## Problem statement
Every line below that holds the word "JSON" must be listed.

## Record set
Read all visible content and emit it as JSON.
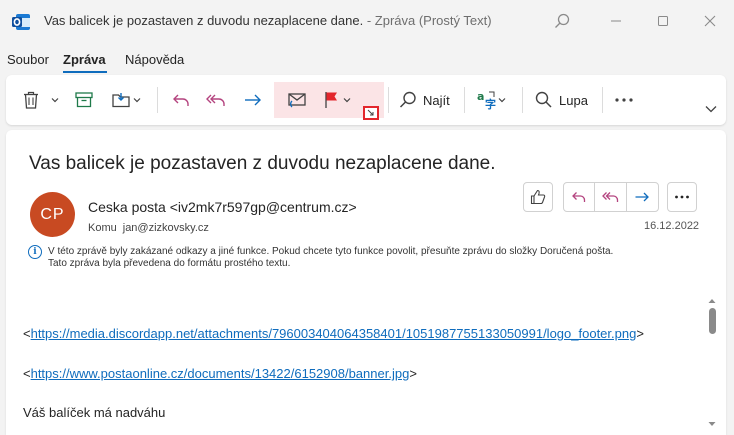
{
  "window": {
    "title": "Vas balicek je pozastaven z duvodu nezaplacene dane.",
    "title_suffix": " -  Zpráva (Prostý Text)"
  },
  "menu": {
    "tabs": [
      {
        "label": "Soubor"
      },
      {
        "label": "Zpráva",
        "active": true
      },
      {
        "label": "Nápověda"
      }
    ]
  },
  "ribbon": {
    "find_label": "Najít",
    "zoom_label": "Lupa"
  },
  "message": {
    "subject": "Vas balicek je pozastaven z duvodu nezaplacene dane.",
    "avatar_initials": "CP",
    "sender": "Ceska posta <iv2mk7r597gp@centrum.cz>",
    "to_label": "Komu",
    "to_address": "jan@zizkovsky.cz",
    "date": "16.12.2022",
    "info_line1": "V této zprávě byly zakázané odkazy a jiné funkce. Pokud chcete tyto funkce povolit, přesuňte zprávu do složky Doručená pošta.",
    "info_line2": "Tato zpráva byla převedena do formátu prostého textu.",
    "body": {
      "link1_prefix": "<",
      "link1": "https://media.discordapp.net/attachments/796003404064358401/1051987755133050991/logo_footer.png",
      "link1_suffix": ">",
      "link2_prefix": "<",
      "link2": "https://www.postaonline.cz/documents/13422/6152908/banner.jpg",
      "link2_suffix": ">",
      "line3": "Váš balíček má nadváhu"
    }
  },
  "colors": {
    "accent": "#0f6cbd",
    "avatar": "#c84a22",
    "flag": "#e3262c",
    "highlight": "#fbe4e6",
    "reply": "#b4447f"
  }
}
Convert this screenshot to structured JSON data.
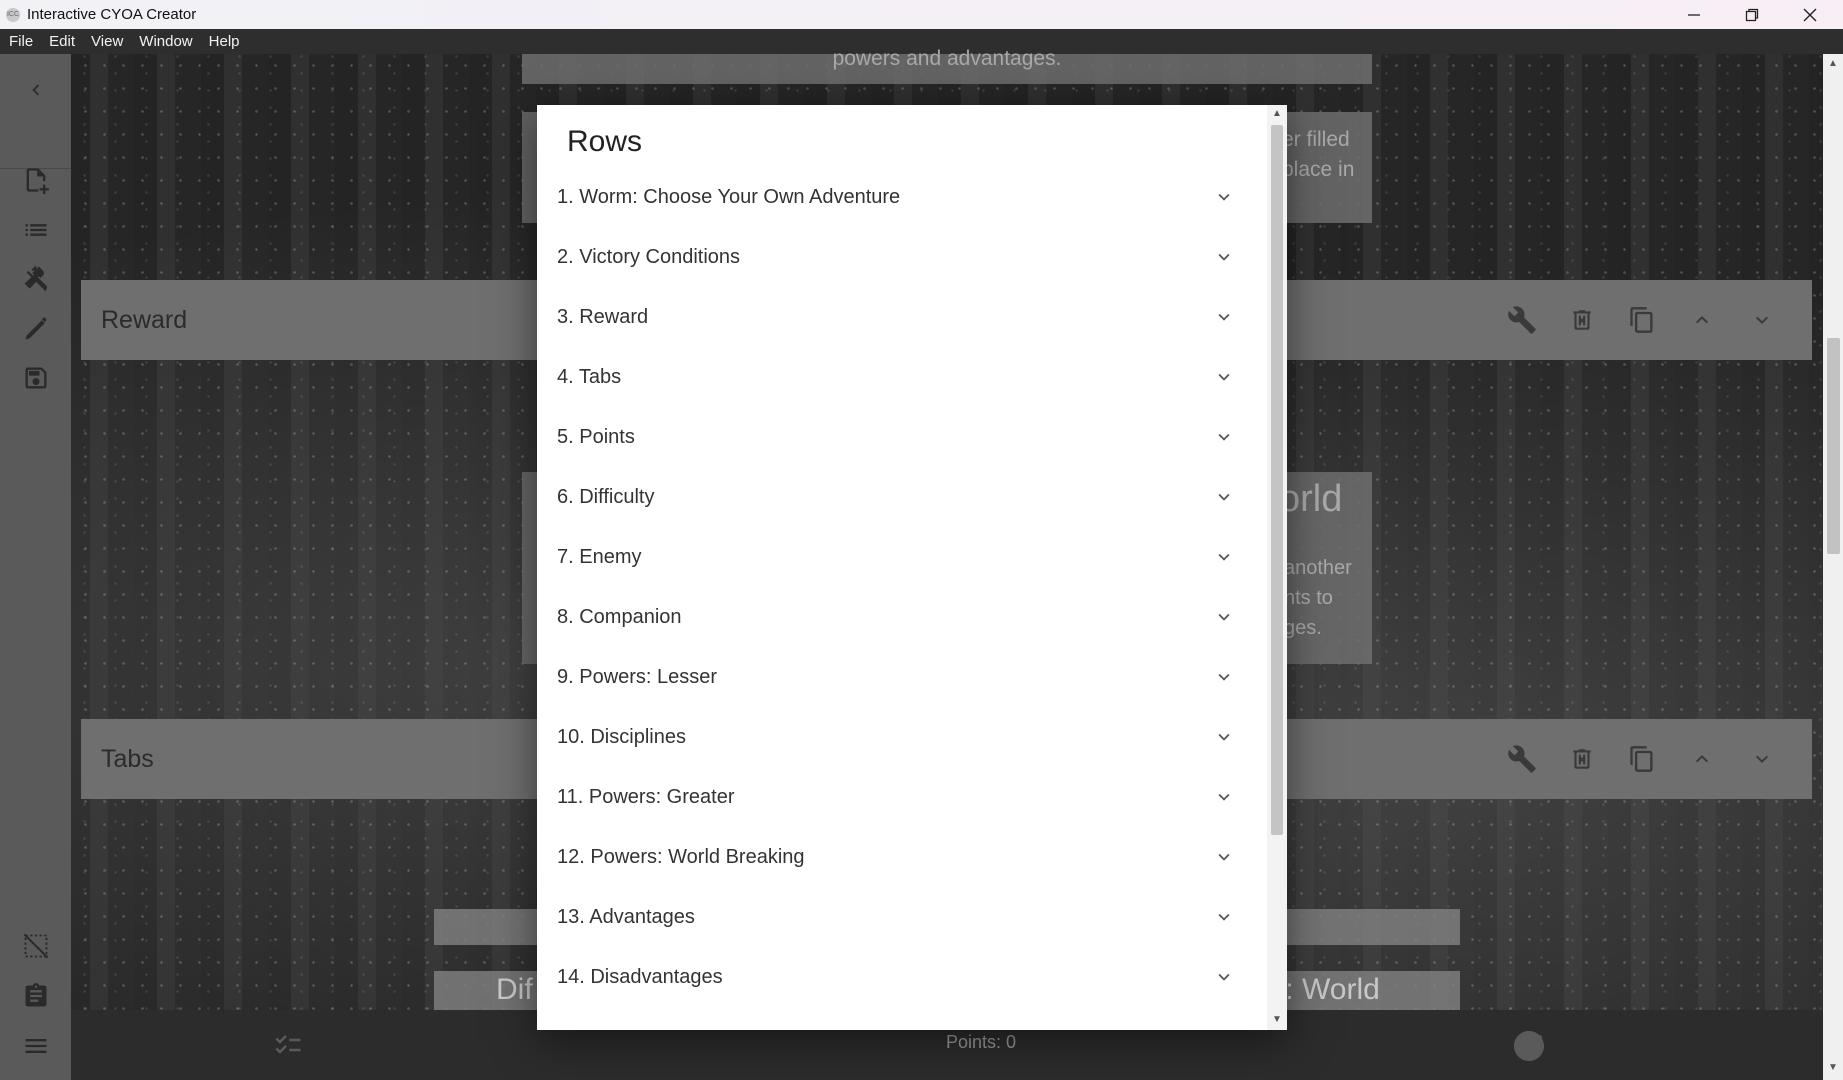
{
  "window": {
    "title": "Interactive CYOA Creator",
    "app_icon_text": "ICC"
  },
  "menu": [
    "File",
    "Edit",
    "View",
    "Window",
    "Help"
  ],
  "background": {
    "card_top_text": "powers and advantages.",
    "card_right_1": "er filled",
    "card_right_2": "place in",
    "card_right_title": "orld",
    "card_right_text_1": "another",
    "card_right_text_2": "nts to",
    "card_right_text_3": "ges.",
    "bottom_text_left": "Dif",
    "bottom_text_right": "wers: World"
  },
  "rows_bg": [
    {
      "title": "Reward"
    },
    {
      "title": "Tabs"
    }
  ],
  "bottom_bar": {
    "points": "Points: 0"
  },
  "dialog": {
    "title": "Rows",
    "items": [
      "1. Worm: Choose Your Own Adventure",
      "2. Victory Conditions",
      "3. Reward",
      "4. Tabs",
      "5. Points",
      "6. Difficulty",
      "7. Enemy",
      "8. Companion",
      "9. Powers: Lesser",
      "10. Disciplines",
      "11. Powers: Greater",
      "12. Powers: World Breaking",
      "13. Advantages",
      "14. Disadvantages"
    ]
  },
  "icons": {
    "rail": [
      "chevron-left-icon",
      "new-file-icon",
      "list-icon",
      "tools-icon",
      "brush-icon",
      "save-icon",
      "grid-off-icon",
      "clipboard-icon",
      "menu-icon"
    ],
    "row_actions": [
      "wrench-icon",
      "delete-icon",
      "copy-icon",
      "chevron-up-icon",
      "chevron-down-icon"
    ]
  }
}
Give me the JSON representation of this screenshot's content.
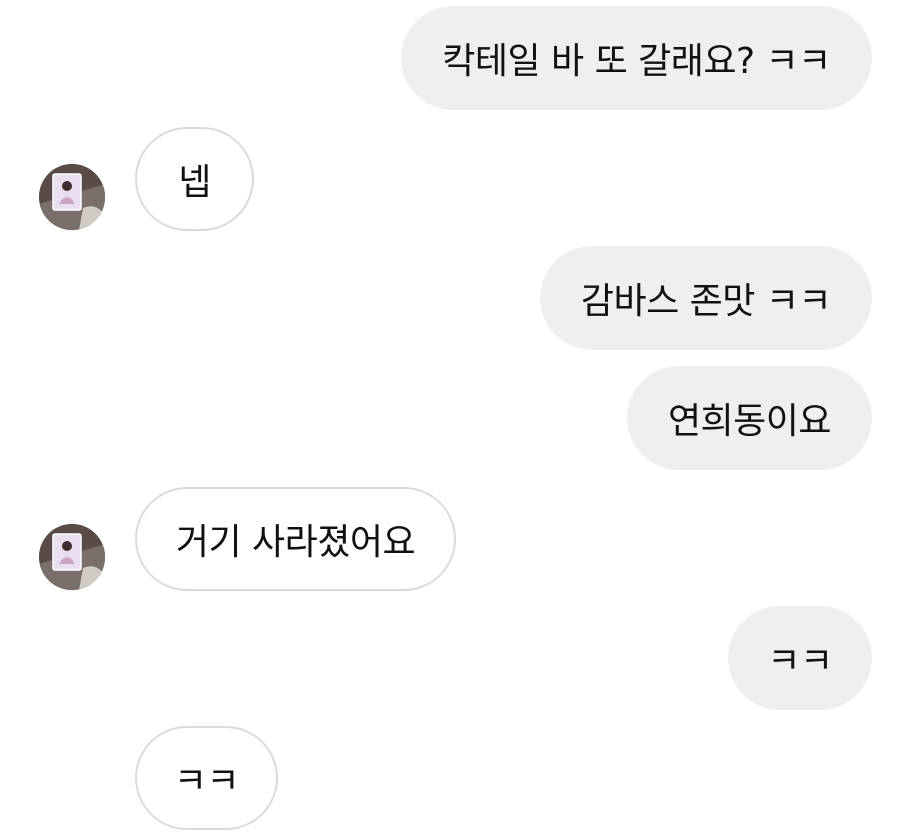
{
  "chat": {
    "messages": [
      {
        "sender": "me",
        "text": "칵테일 바 또 갈래요? ㅋㅋ"
      },
      {
        "sender": "them",
        "text": "넵"
      },
      {
        "sender": "me",
        "text": "감바스 존맛 ㅋㅋ"
      },
      {
        "sender": "me",
        "text": "연희동이요"
      },
      {
        "sender": "them",
        "text": "거기 사라졌어요"
      },
      {
        "sender": "me",
        "text": "ㅋㅋ"
      },
      {
        "sender": "them",
        "text": "ㅋㅋ"
      }
    ],
    "avatar_icon": "profile-photo-avatar",
    "colors": {
      "outgoing_bubble": "#efefef",
      "incoming_bubble": "#ffffff",
      "incoming_border": "#dbdbdb",
      "text": "#111111"
    }
  }
}
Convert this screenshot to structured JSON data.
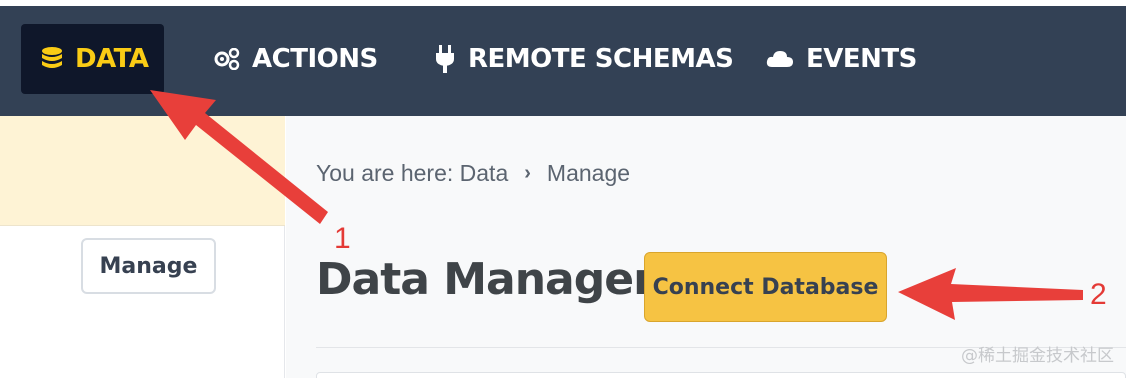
{
  "nav": {
    "items": [
      {
        "label": "DATA",
        "icon": "database-icon"
      },
      {
        "label": "ACTIONS",
        "icon": "gears-icon"
      },
      {
        "label": "REMOTE SCHEMAS",
        "icon": "plug-icon"
      },
      {
        "label": "EVENTS",
        "icon": "cloud-icon"
      }
    ],
    "active_color": "#facc15",
    "bar_color": "#334155"
  },
  "sidebar": {
    "manage_label": "Manage",
    "notice_color": "#fef3d5"
  },
  "main": {
    "breadcrumb": {
      "prefix": "You are here: Data",
      "separator": "›",
      "current": "Manage"
    },
    "title": "Data Manager",
    "connect_button_label": "Connect Database",
    "connect_button_color": "#f6c343"
  },
  "annotations": {
    "marker_1": "1",
    "marker_2": "2",
    "color": "#e43a36"
  },
  "watermark": "@稀土掘金技术社区"
}
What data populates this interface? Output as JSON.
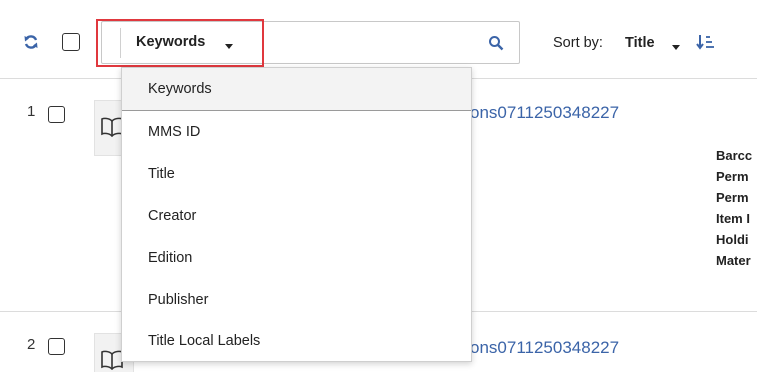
{
  "toolbar": {
    "search_type": "Keywords",
    "search_value": "",
    "sort_label": "Sort by:",
    "sort_value": "Title"
  },
  "menu": {
    "items": [
      {
        "label": "Keywords",
        "selected": true
      },
      {
        "label": "MMS ID"
      },
      {
        "label": "Title"
      },
      {
        "label": "Creator"
      },
      {
        "label": "Edition"
      },
      {
        "label": "Publisher"
      },
      {
        "label": "Title Local Labels"
      }
    ]
  },
  "results": [
    {
      "number": "1",
      "title_fragment": "ons0711250348227",
      "meta_labels": [
        "Barcc",
        "Perm",
        "Perm",
        "Item I",
        "Holdi",
        "Mater"
      ]
    },
    {
      "number": "2",
      "title_fragment": "ons0711250348227"
    }
  ],
  "colors": {
    "accent": "#3b64a8",
    "highlight_border": "#e0383e",
    "divider": "#dcdcdc"
  }
}
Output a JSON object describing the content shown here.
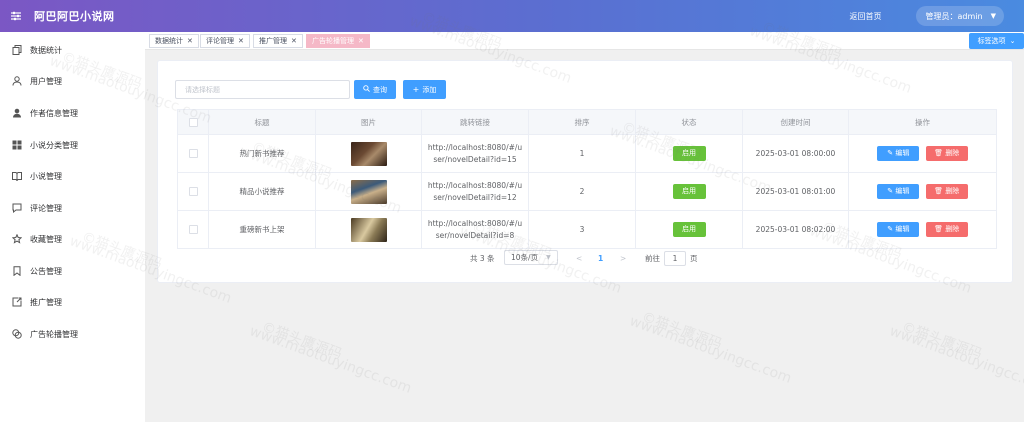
{
  "header": {
    "title": "阿巴阿巴小说网",
    "home_link": "返回首页",
    "user_label": "管理员：admin",
    "gradient_colors": [
      "#7b57c4",
      "#4a8be0"
    ]
  },
  "sidebar": {
    "items": [
      {
        "label": "数据统计",
        "icon": "copy-icon"
      },
      {
        "label": "用户管理",
        "icon": "user-icon"
      },
      {
        "label": "作者信息管理",
        "icon": "user-filled-icon"
      },
      {
        "label": "小说分类管理",
        "icon": "grid-icon"
      },
      {
        "label": "小说管理",
        "icon": "book-icon"
      },
      {
        "label": "评论管理",
        "icon": "chat-icon"
      },
      {
        "label": "收藏管理",
        "icon": "star-icon"
      },
      {
        "label": "公告管理",
        "icon": "bookmark-icon"
      },
      {
        "label": "推广管理",
        "icon": "share-icon"
      },
      {
        "label": "广告轮播管理",
        "icon": "layers-icon"
      }
    ]
  },
  "tags": {
    "items": [
      {
        "label": "数据统计",
        "active": false
      },
      {
        "label": "评论管理",
        "active": false
      },
      {
        "label": "推广管理",
        "active": false
      },
      {
        "label": "广告轮播管理",
        "active": true
      }
    ],
    "options_label": "标签选项"
  },
  "toolbar": {
    "search_placeholder": "请选择标题",
    "search_button": "查询",
    "add_button": "添加"
  },
  "table": {
    "columns": [
      "标题",
      "图片",
      "跳转链接",
      "排序",
      "状态",
      "创建时间",
      "操作"
    ],
    "rows": [
      {
        "title": "热门新书推荐",
        "link": "http://localhost:8080/#/user/novelDetail?id=15",
        "sort": "1",
        "status": "启用",
        "created": "2025-03-01 08:00:00"
      },
      {
        "title": "精品小说推荐",
        "link": "http://localhost:8080/#/user/novelDetail?id=12",
        "sort": "2",
        "status": "启用",
        "created": "2025-03-01 08:01:00"
      },
      {
        "title": "重磅新书上架",
        "link": "http://localhost:8080/#/user/novelDetail?id=8",
        "sort": "3",
        "status": "启用",
        "created": "2025-03-01 08:02:00"
      }
    ],
    "edit_label": "编辑",
    "delete_label": "删除",
    "status_color": "#67c23a",
    "edit_color": "#409eff",
    "delete_color": "#f56c6c"
  },
  "pagination": {
    "total_text": "共 3 条",
    "page_size": "10条/页",
    "current_page": "1",
    "goto_label": "前往",
    "goto_value": "1",
    "page_suffix": "页"
  },
  "watermark": {
    "cn": "©猫头鹰源码",
    "en": "www.maotouyingcc.com"
  }
}
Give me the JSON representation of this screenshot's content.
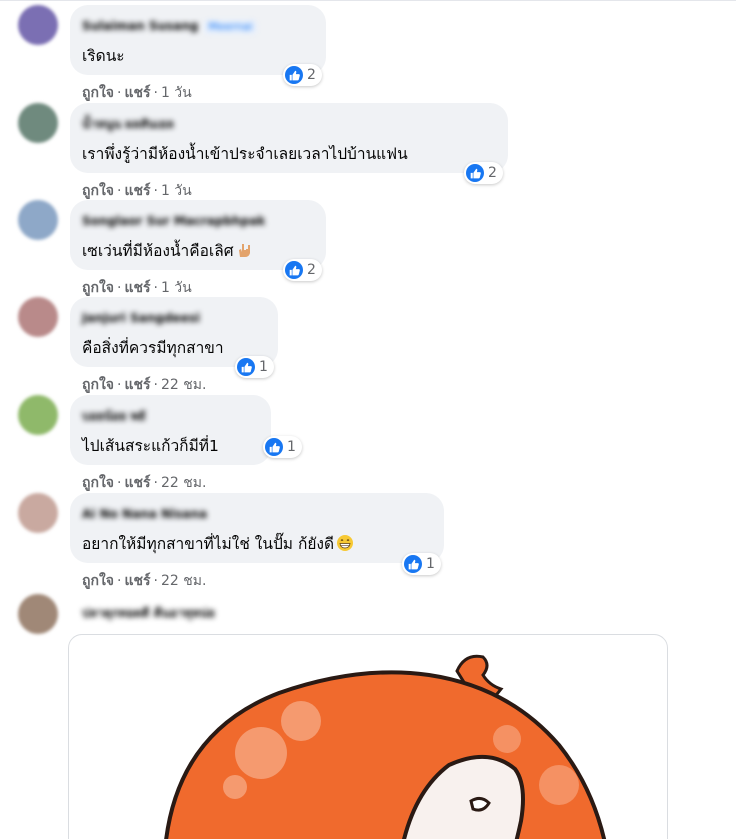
{
  "action_labels": {
    "like": "ถูกใจ",
    "reply": "แชร์",
    "separator": "·"
  },
  "comments": [
    {
      "author": "Sulaiman Susang",
      "badge": "Meernai",
      "text": "เริดนะ",
      "reactions": "2",
      "time": "1 วัน",
      "avatar_color": "#7b6fb3"
    },
    {
      "author": "น้ำหนูน ผลสันเยล",
      "text": "เราพึ่งรู้ว่ามีห้องน้ำเข้าประจำเลยเวลาไปบ้านแฟน",
      "reactions": "2",
      "time": "1 วัน",
      "avatar_color": "#6f8a7e"
    },
    {
      "author": "Songlaor Sur Macrapbhpak",
      "text": "เซเว่นที่มีห้องน้ำคือเลิศ",
      "reactions": "2",
      "time": "1 วัน",
      "avatar_color": "#8ea8c8"
    },
    {
      "author": "Janjuri Sangdeesi",
      "text": "คือสิ่งที่ควรมีทุกสาขา",
      "reactions": "1",
      "time": "22 ชม.",
      "avatar_color": "#b98a8a"
    },
    {
      "author": "บอยน้อย พยั",
      "text": "ไปเส้นสระแก้วก็มีที่1",
      "reactions": "1",
      "time": "22 ชม.",
      "avatar_color": "#8fb96a"
    },
    {
      "author": "Ai No Nana Nisana",
      "text": "อยากให้มีทุกสาขาที่ไม่ใช่ ในปั๊ม ก้ยังดี",
      "reactions": "1",
      "time": "22 ชม.",
      "avatar_color": "#c9a9a0"
    }
  ],
  "last_comment": {
    "author": "ปลาดุกทอดดี คืนอาทุหน่ย",
    "avatar_color": "#a08877"
  },
  "colors": {
    "like_blue": "#1877f2",
    "bubble_bg": "#f0f2f5",
    "meta_gray": "#65676b",
    "sticker_orange": "#f06a2d"
  }
}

## Answer below
Read all visible content and emit it as JSON.
Convert this screenshot to structured JSON data.
Give me the JSON representation of this screenshot's content.
Convert this screenshot to structured JSON data.
What data populates this interface? Output as JSON.
Output a JSON object describing the content shown here.
Give me the JSON representation of this screenshot's content.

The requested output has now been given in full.